Continue to site >
Trending ETFs

Floating Rate Government Bond

Floating-rate government bond (floaters) mutual funds and ETFs invest the majority of... Floating-rate government bond (floaters) mutual funds and ETFs invest the majority of their assets in government bonds that see interest payments periodically adjust based on an underlying reference rate. Typically, floaters based on U.S. Treasury bills might see their coupon (the interest it pays investors) reset every 3 months to reflect changes in the U.S. Treasury bill interest rates. These products are usually issued by the U.S. Treasury with a 2 year maturity via auctions. Floaters are attractive for investors who believe interest rates may rise in the near term. Unlike fixed-income bonds, a rising interest rate environment is beneficial for owners of floaters because they see their interest payments rise. On the other hand, floaters will not benefit from falling interest rates, and in fact their market value may decline. These products are also useful for investors who want to park excess cash in high quality products with good liquidity, as government bond based floaters typically have the lowest credit risk among similarly structured bond products. Last Updated: 12/06/2022 View more View less

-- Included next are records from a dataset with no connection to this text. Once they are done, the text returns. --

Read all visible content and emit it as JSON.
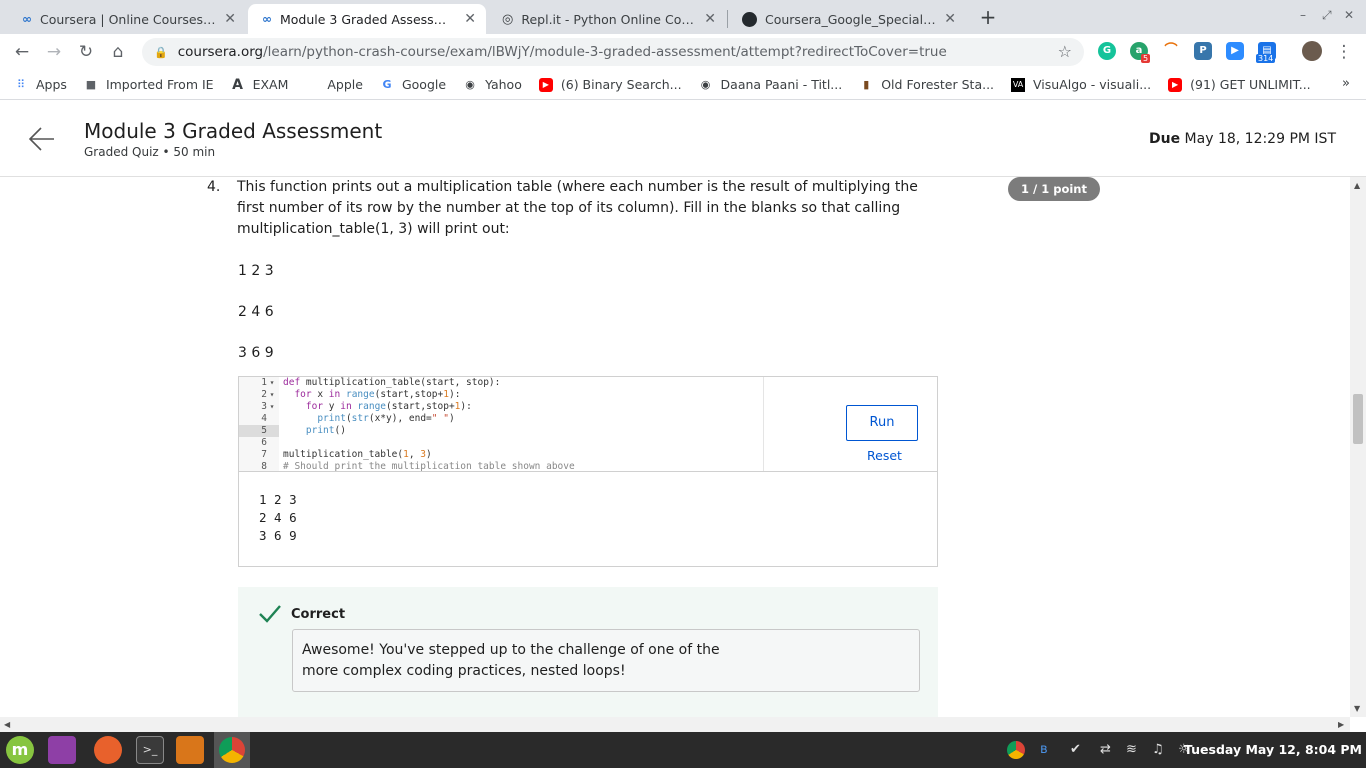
{
  "browser": {
    "tabs": [
      {
        "title": "Coursera | Online Courses & C",
        "icon": "coursera-icon",
        "active": false
      },
      {
        "title": "Module 3 Graded Assessment",
        "icon": "coursera-icon",
        "active": true
      },
      {
        "title": "Repl.it - Python Online Compil",
        "icon": "replit-icon",
        "active": false
      },
      {
        "title": "Coursera_Google_Speciallizat",
        "icon": "github-icon",
        "active": false
      }
    ],
    "url_host": "coursera.org",
    "url_path": "/learn/python-crash-course/exam/lBWjY/module-3-graded-assessment/attempt?redirectToCover=true",
    "extension_badges": {
      "a": "5",
      "calendar": "314"
    },
    "bookmarks": [
      {
        "label": "Apps",
        "icon": "apps-grid-icon"
      },
      {
        "label": "Imported From IE",
        "icon": "folder-icon"
      },
      {
        "label": "EXAM",
        "icon": "exam-a-icon"
      },
      {
        "label": "Apple",
        "icon": "apple-icon"
      },
      {
        "label": "Google",
        "icon": "google-icon"
      },
      {
        "label": "Yahoo",
        "icon": "globe-icon"
      },
      {
        "label": "(6) Binary Search...",
        "icon": "youtube-icon"
      },
      {
        "label": "Daana Paani - Titl...",
        "icon": "globe-icon"
      },
      {
        "label": "Old Forester Sta...",
        "icon": "bottle-icon"
      },
      {
        "label": "VisuAlgo - visuali...",
        "icon": "visualgo-icon"
      },
      {
        "label": "(91) GET UNLIMIT...",
        "icon": "youtube-icon"
      }
    ],
    "more_label": "»"
  },
  "header": {
    "title": "Module 3 Graded Assessment",
    "subtitle": "Graded Quiz • 50 min",
    "due_label": "Due",
    "due_value": "May 18, 12:29 PM IST"
  },
  "question": {
    "number": "4.",
    "text": "This function prints out a multiplication table (where each number is the result of multiplying the first number of its row by the number at the top of its column). Fill in the blanks so that calling multiplication_table(1, 3) will print out:",
    "points": "1 / 1 point",
    "expected_output": [
      "1 2 3",
      "2 4 6",
      "3 6 9"
    ]
  },
  "editor": {
    "lines": [
      {
        "n": "1",
        "fold": "▾",
        "code": "def multiplication_table(start, stop):"
      },
      {
        "n": "2",
        "fold": "▾",
        "code": "  for x in range(start,stop+1):"
      },
      {
        "n": "3",
        "fold": "▾",
        "code": "    for y in range(start,stop+1):"
      },
      {
        "n": "4",
        "fold": "",
        "code": "      print(str(x*y), end=\" \")"
      },
      {
        "n": "5",
        "fold": "",
        "code": "    print()"
      },
      {
        "n": "6",
        "fold": "",
        "code": ""
      },
      {
        "n": "7",
        "fold": "",
        "code": "multiplication_table(1, 3)"
      },
      {
        "n": "8",
        "fold": "",
        "code": "# Should print the multiplication table shown above"
      }
    ],
    "highlighted_line": "5",
    "run_label": "Run",
    "reset_label": "Reset"
  },
  "output": {
    "lines": [
      "1 2 3",
      "2 4 6",
      "3 6 9"
    ]
  },
  "feedback": {
    "status": "Correct",
    "message_line1": "Awesome! You've stepped up to the challenge of one of the",
    "message_line2": "more complex coding practices, nested loops!"
  },
  "taskbar": {
    "datetime": "Tuesday May 12,  8:04 PM"
  },
  "colors": {
    "accent": "#0056d2",
    "correct_green": "#1f8354",
    "feedback_bg": "#f2f8f5",
    "points_badge": "#7c7c7c"
  }
}
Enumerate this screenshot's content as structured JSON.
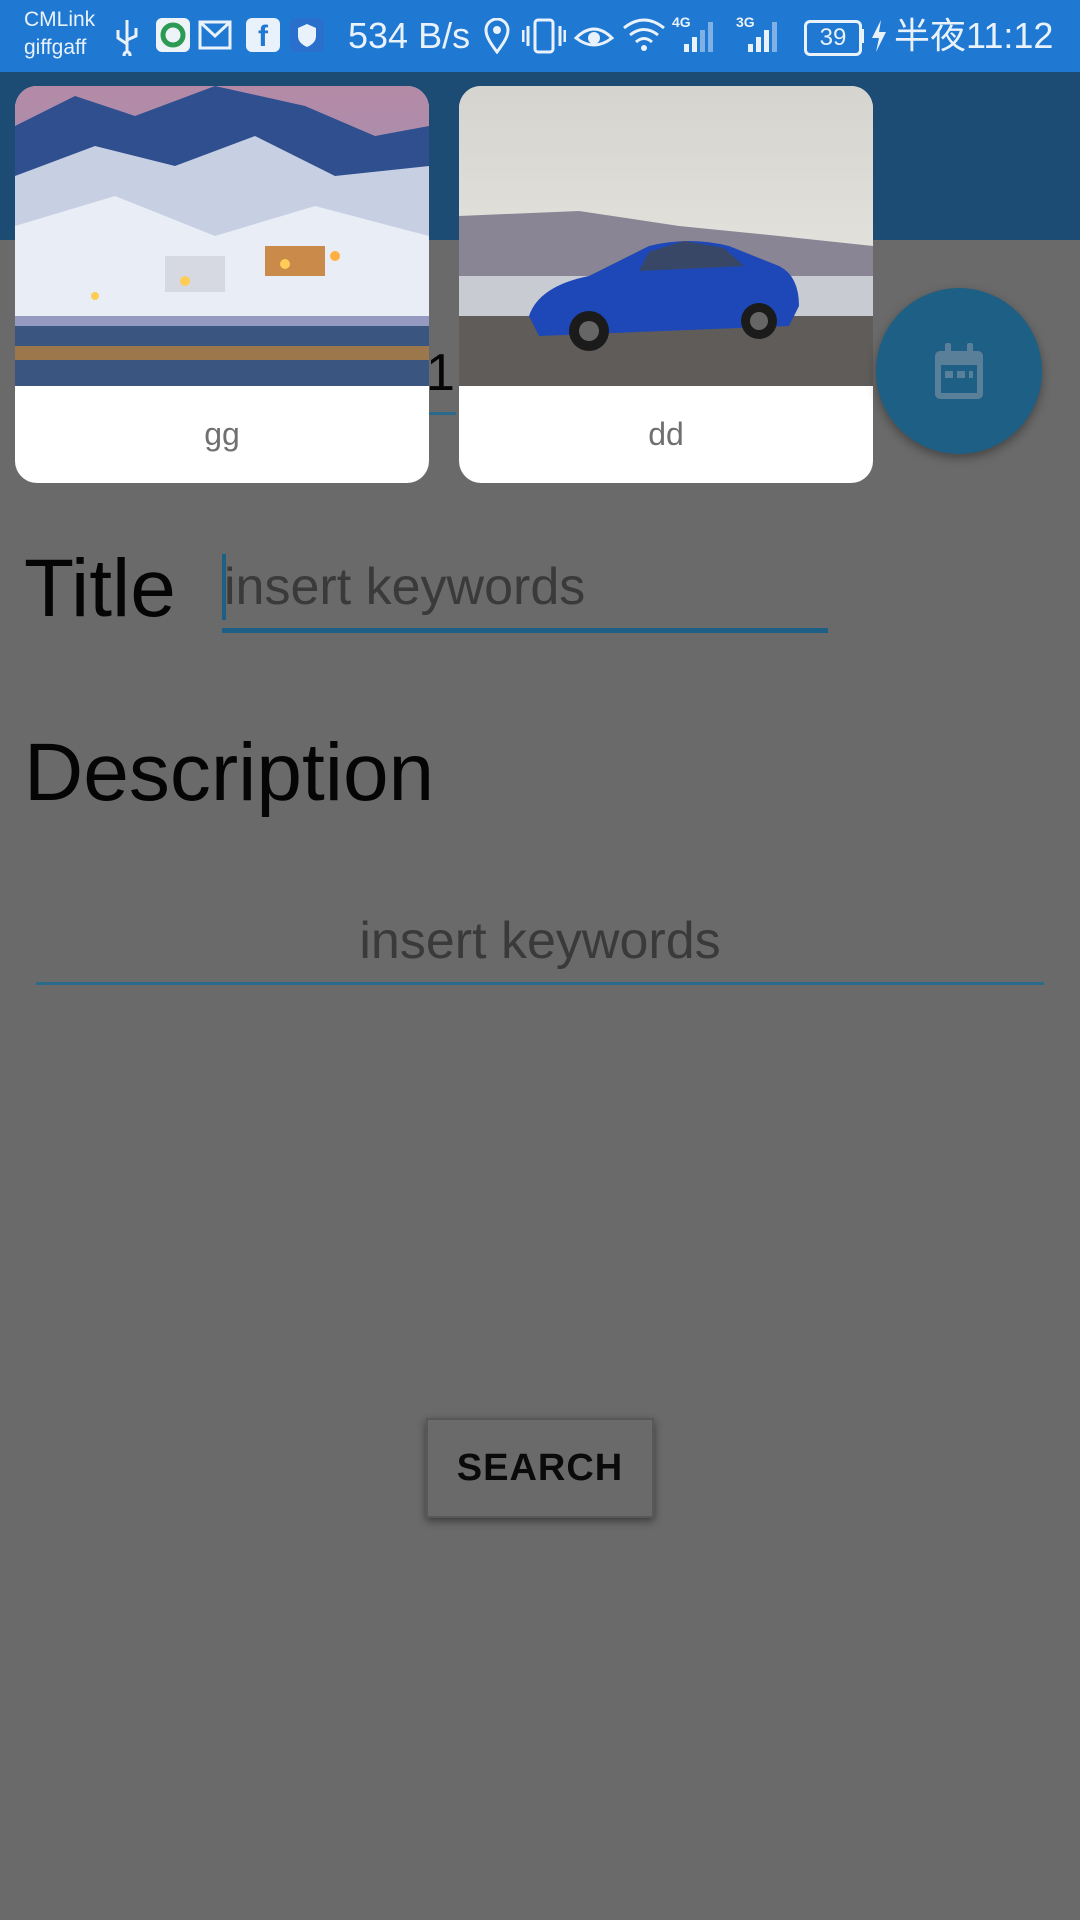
{
  "status_bar": {
    "carrier_line1": "CMLink",
    "carrier_line2": "giffgaff",
    "net_speed": "534 B/s",
    "network_4g": "4G",
    "network_3g": "3G",
    "battery": "39",
    "time": "半夜11:12",
    "icons": [
      "usb-icon",
      "app-icon",
      "mail-icon",
      "facebook-icon",
      "shield-icon",
      "location-icon",
      "vibrate-icon",
      "eye-icon",
      "wifi-icon",
      "signal-icon",
      "charging-icon"
    ]
  },
  "cards": [
    {
      "label": "gg",
      "image": "snowy-village-photo"
    },
    {
      "label": "dd",
      "image": "blue-car-photo"
    }
  ],
  "peek_text": "1",
  "fab": {
    "icon": "calendar-icon"
  },
  "form": {
    "title_label": "Title",
    "title_placeholder": "insert keywords",
    "description_label": "Description",
    "description_placeholder": "insert keywords"
  },
  "search_button": "SEARCH",
  "colors": {
    "status_bar": "#1f78d1",
    "app_bar": "#1c4c74",
    "accent": "#1e5f85",
    "scrim_background": "#6a6a6a",
    "card": "#ffffff"
  }
}
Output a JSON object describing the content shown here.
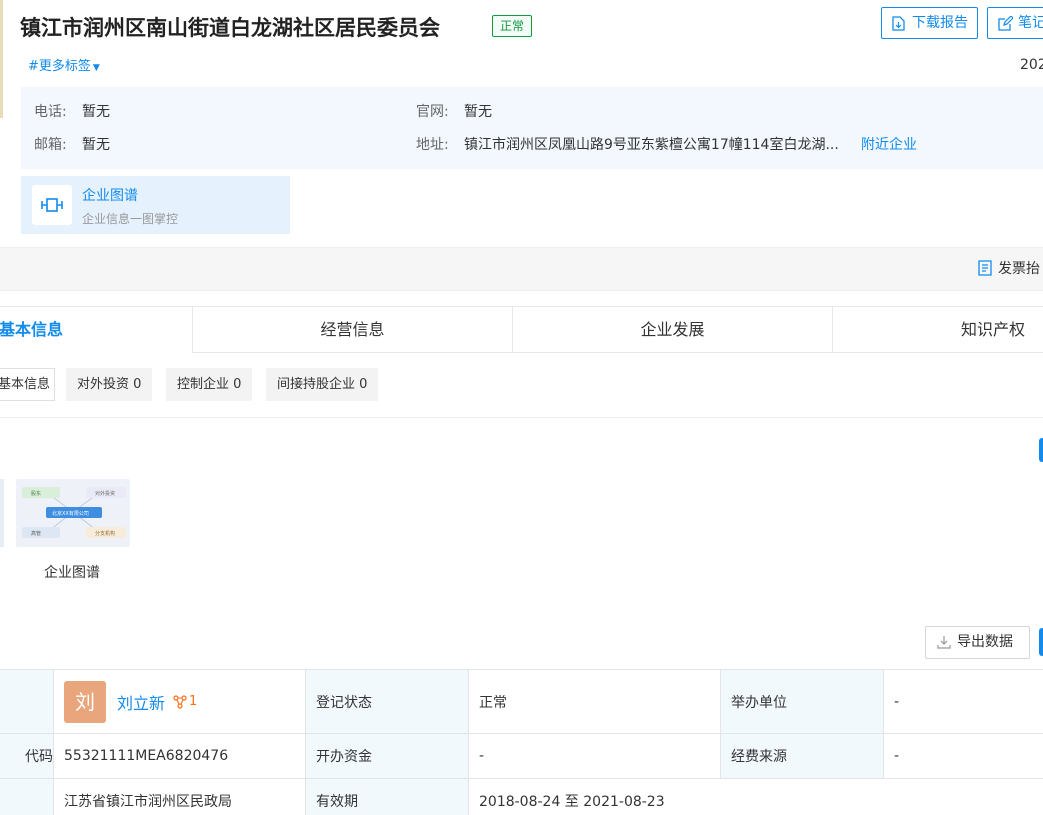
{
  "header": {
    "company_name": "镇江市润州区南山街道白龙湖社区居民委员会",
    "status": "正常",
    "more_tags": "#更多标签",
    "download_label": "下载报告",
    "notes_label": "笔记",
    "year_partial": "202"
  },
  "contact": {
    "phone_label": "电话:",
    "phone_value": "暂无",
    "website_label": "官网:",
    "website_value": "暂无",
    "email_label": "邮箱:",
    "email_value": "暂无",
    "address_label": "地址:",
    "address_value": "镇江市润州区凤凰山路9号亚东紫檀公寓17幢114室白龙湖...",
    "nearby_link": "附近企业"
  },
  "graph_card": {
    "title": "企业图谱",
    "subtitle": "企业信息一图掌控"
  },
  "strip": {
    "invoice_label": "发票抬"
  },
  "tabs": [
    {
      "label": "基本信息",
      "active": true
    },
    {
      "label": "经营信息",
      "active": false
    },
    {
      "label": "企业发展",
      "active": false
    },
    {
      "label": "知识产权",
      "active": false
    }
  ],
  "subtabs": [
    {
      "label": "基本信息",
      "active": true
    },
    {
      "label": "对外投资 0",
      "active": false
    },
    {
      "label": "控制企业 0",
      "active": false
    },
    {
      "label": "间接持股企业 0",
      "active": false
    }
  ],
  "thumbnail": {
    "label": "企业图谱",
    "nodes": {
      "shareholder": "股东",
      "investment": "对外投资",
      "center": "北京XX有限公司",
      "executive": "高管",
      "branch": "分支机构"
    }
  },
  "export_label": "导出数据",
  "table": {
    "row1": {
      "avatar_char": "刘",
      "person_name": "刘立新",
      "relation_count": "1",
      "reg_status_label": "登记状态",
      "reg_status_value": "正常",
      "sponsor_label": "举办单位",
      "sponsor_value": "-"
    },
    "row2": {
      "code_label_partial": "代码",
      "code_value": "55321111MEA6820476",
      "capital_label": "开办资金",
      "capital_value": "-",
      "funding_label": "经费来源",
      "funding_value": "-"
    },
    "row3": {
      "authority_value": "江苏省镇江市润州区民政局",
      "validity_label": "有效期",
      "validity_value": "2018-08-24 至 2021-08-23"
    }
  },
  "colors": {
    "accent": "#128bed",
    "status_green": "#129a43",
    "avatar_bg": "#e9a57c",
    "relation_orange": "#ff6d16"
  }
}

Floating-rate government bond (floaters) mutual funds and ETFs invest the majority of their assets in government bonds that see interest payments periodically adjust based on an underlying reference rate. Typically, floaters based on... Floating-rate government bond (floaters) mutual funds and ETFs invest the majority of their assets in government bonds that see interest payments periodically adjust based on an underlying reference rate. Typically, floaters based on U.S. Treasury bills might see their coupon (the interest it pays investors) reset every 3 months to reflect changes in the U.S. Treasury bill interest rates. These products are usually issued by the U.S. Treasury with a 2 year maturity via auctions. Floaters are attractive for investors who believe interest rates may rise in the near term. Unlike fixed-income bonds, a rising interest rate environment is beneficial for owners of floaters because they see their interest payments rise. On the other hand, floaters will not benefit from falling interest rates, and in fact their market value may decline. These products are also useful for investors who want to park excess cash in high quality products with good liquidity, as government bond based floaters typically have the lowest credit risk among similarly structured bond products. Last Updated: 12/06/2022 View more View less

Overview

Returns

Income

Allocations

Fees

About

We couldn't find any Security within this investment theme.

Go To MutualFunds.com Home Page

Get the lastest fund and ETF news in your inbox each week.

Receive latest news, trending tickers, top stocks increasing dividend this week and more.

Floating Rate Government Bond In The News

Floating Rate Government Bond Research